[Source records]

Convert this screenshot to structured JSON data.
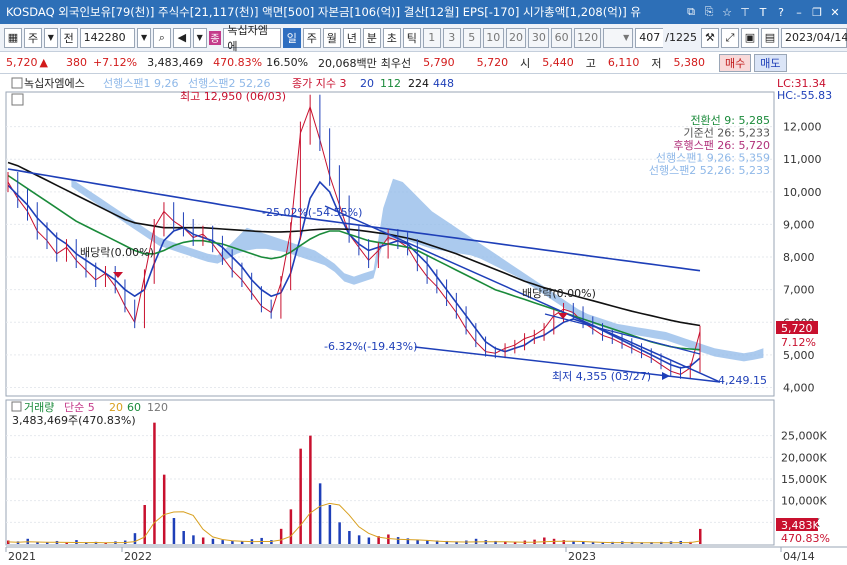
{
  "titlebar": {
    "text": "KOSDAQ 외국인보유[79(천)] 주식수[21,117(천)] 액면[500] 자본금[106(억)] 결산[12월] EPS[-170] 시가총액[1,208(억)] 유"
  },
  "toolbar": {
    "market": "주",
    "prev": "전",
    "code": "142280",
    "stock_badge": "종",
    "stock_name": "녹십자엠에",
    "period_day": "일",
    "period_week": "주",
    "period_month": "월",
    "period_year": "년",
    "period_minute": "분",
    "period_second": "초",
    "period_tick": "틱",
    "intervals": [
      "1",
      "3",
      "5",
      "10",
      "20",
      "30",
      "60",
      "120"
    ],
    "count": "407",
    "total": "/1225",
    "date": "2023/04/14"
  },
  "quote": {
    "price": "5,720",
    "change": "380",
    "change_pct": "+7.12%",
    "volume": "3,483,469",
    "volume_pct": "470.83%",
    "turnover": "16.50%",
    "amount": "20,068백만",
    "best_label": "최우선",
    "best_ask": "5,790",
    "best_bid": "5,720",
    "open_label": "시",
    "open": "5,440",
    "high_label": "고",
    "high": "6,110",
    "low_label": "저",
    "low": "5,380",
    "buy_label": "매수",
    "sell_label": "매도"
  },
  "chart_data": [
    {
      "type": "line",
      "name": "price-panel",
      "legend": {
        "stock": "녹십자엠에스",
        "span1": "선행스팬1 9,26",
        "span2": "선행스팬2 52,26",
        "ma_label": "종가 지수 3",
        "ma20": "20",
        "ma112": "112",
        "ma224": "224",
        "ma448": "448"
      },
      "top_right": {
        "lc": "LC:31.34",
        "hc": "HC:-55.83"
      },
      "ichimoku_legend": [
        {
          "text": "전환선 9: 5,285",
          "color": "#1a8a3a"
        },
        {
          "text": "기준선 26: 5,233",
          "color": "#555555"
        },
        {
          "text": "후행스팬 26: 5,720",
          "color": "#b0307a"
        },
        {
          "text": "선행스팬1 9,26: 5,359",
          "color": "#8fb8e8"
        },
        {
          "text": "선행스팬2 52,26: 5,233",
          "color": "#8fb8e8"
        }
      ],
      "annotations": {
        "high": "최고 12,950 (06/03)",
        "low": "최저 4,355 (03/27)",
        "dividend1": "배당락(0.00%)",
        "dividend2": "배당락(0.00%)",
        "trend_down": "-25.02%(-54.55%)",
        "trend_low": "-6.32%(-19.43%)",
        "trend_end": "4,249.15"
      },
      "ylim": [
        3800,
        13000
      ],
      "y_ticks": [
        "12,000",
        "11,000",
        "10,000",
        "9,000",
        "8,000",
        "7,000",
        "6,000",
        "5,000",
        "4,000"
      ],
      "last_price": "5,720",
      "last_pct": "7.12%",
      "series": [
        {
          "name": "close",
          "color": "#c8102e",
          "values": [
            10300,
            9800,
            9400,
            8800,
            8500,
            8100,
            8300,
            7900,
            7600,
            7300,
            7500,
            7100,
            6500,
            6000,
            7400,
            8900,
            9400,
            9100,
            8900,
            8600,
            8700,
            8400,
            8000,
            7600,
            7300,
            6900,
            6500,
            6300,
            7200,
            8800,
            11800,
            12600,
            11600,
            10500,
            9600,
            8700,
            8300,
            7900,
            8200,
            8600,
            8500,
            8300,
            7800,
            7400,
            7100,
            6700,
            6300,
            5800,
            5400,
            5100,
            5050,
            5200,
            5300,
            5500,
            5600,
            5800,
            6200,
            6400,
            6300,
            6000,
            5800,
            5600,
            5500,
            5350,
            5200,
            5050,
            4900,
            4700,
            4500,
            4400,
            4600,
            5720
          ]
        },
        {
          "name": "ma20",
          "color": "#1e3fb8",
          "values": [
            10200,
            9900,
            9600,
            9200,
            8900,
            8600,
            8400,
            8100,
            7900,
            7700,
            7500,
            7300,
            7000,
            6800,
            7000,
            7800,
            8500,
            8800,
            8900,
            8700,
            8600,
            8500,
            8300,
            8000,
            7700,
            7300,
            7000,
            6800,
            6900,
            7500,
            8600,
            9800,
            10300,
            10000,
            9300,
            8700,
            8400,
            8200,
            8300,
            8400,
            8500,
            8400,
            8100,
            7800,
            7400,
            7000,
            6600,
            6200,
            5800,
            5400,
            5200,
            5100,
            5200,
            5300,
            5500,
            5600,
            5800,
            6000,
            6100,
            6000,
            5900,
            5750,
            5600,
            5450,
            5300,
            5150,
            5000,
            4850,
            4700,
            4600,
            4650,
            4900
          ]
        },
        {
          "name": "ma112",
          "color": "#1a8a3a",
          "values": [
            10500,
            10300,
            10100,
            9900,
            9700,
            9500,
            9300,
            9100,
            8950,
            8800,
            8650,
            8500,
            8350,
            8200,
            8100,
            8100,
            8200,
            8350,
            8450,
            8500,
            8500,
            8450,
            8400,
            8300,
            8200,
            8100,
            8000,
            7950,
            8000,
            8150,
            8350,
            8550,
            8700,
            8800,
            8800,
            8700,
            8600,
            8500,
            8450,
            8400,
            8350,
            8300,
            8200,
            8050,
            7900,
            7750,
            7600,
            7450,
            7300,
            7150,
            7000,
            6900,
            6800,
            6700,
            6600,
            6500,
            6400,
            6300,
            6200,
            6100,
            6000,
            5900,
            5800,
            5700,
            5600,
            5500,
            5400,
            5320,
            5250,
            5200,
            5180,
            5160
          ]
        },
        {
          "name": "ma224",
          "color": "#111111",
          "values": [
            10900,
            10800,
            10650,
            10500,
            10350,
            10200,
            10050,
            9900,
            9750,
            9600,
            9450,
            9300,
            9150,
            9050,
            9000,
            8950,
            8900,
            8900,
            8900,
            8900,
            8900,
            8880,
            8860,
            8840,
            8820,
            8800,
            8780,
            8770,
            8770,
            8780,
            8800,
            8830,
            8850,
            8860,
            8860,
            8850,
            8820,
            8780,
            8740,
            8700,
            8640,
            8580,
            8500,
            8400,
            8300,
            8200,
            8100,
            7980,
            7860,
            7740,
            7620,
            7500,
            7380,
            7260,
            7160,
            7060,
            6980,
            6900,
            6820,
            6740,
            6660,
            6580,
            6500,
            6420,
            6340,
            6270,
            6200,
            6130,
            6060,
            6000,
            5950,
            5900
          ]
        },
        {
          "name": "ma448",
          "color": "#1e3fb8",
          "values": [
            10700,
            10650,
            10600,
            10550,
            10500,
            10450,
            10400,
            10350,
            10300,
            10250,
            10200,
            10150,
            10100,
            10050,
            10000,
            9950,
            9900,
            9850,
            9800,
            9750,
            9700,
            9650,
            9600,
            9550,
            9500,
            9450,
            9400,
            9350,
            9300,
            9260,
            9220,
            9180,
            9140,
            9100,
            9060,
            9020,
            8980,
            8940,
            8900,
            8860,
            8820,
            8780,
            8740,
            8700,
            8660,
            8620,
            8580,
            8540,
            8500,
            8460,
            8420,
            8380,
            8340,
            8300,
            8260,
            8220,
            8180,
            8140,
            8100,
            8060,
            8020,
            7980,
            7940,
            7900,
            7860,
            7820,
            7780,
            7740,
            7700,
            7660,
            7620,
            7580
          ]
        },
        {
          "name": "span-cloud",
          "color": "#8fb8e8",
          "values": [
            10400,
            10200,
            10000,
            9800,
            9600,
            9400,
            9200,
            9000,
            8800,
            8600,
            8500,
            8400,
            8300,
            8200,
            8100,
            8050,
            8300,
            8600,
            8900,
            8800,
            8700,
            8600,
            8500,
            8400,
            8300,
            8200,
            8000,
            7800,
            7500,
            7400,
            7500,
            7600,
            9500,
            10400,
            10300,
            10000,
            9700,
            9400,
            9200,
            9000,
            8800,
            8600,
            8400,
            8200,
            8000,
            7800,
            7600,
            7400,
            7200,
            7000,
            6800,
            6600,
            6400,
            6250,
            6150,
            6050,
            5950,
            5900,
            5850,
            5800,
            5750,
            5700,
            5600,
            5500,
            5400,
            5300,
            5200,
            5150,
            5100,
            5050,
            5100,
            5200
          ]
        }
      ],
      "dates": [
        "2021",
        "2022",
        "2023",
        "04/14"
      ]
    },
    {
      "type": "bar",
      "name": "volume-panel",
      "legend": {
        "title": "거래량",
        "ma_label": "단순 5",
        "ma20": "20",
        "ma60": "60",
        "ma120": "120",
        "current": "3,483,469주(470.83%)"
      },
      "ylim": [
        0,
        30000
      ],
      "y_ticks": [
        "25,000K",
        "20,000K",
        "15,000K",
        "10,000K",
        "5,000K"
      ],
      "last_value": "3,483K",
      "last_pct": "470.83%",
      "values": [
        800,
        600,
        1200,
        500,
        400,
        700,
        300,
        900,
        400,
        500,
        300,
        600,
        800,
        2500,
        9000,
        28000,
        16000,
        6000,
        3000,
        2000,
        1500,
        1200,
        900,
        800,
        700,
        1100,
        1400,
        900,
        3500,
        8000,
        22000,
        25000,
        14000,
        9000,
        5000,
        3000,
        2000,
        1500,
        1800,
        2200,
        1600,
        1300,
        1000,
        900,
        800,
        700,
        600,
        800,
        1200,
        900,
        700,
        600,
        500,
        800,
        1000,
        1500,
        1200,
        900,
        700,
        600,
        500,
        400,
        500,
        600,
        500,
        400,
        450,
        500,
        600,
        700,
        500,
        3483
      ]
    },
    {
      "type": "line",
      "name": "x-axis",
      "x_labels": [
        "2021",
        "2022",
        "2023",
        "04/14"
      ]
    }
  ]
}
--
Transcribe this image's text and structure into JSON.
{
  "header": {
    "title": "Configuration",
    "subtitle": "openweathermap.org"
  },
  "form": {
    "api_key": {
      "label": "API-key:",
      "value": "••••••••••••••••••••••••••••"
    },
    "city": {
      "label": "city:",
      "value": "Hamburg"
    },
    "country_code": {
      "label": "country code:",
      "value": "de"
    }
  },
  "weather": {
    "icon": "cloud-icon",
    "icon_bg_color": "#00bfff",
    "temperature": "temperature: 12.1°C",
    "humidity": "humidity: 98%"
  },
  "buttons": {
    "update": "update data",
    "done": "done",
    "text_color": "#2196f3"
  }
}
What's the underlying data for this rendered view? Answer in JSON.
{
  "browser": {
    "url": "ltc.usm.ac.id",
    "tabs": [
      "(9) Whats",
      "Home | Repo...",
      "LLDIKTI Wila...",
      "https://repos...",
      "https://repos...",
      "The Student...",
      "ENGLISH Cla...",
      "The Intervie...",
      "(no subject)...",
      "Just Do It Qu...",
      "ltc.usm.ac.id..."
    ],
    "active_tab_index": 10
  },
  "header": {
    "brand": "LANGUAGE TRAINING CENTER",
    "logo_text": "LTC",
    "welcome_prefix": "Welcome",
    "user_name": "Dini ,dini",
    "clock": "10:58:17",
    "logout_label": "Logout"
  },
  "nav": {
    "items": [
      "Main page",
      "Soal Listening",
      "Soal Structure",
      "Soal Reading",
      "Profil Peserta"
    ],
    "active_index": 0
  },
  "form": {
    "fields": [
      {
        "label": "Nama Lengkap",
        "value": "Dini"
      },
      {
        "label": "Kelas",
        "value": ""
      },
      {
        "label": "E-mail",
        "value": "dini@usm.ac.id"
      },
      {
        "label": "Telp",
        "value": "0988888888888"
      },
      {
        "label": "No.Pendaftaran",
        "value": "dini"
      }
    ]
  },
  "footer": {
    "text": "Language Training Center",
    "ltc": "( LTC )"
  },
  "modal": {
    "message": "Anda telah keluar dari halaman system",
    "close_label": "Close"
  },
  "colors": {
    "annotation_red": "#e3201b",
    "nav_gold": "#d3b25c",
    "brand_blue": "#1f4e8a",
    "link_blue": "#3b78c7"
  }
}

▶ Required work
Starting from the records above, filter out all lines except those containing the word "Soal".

▶ Response to this exercise
      "Soal Listening",
      "Soal Structure",
      "Soal Reading",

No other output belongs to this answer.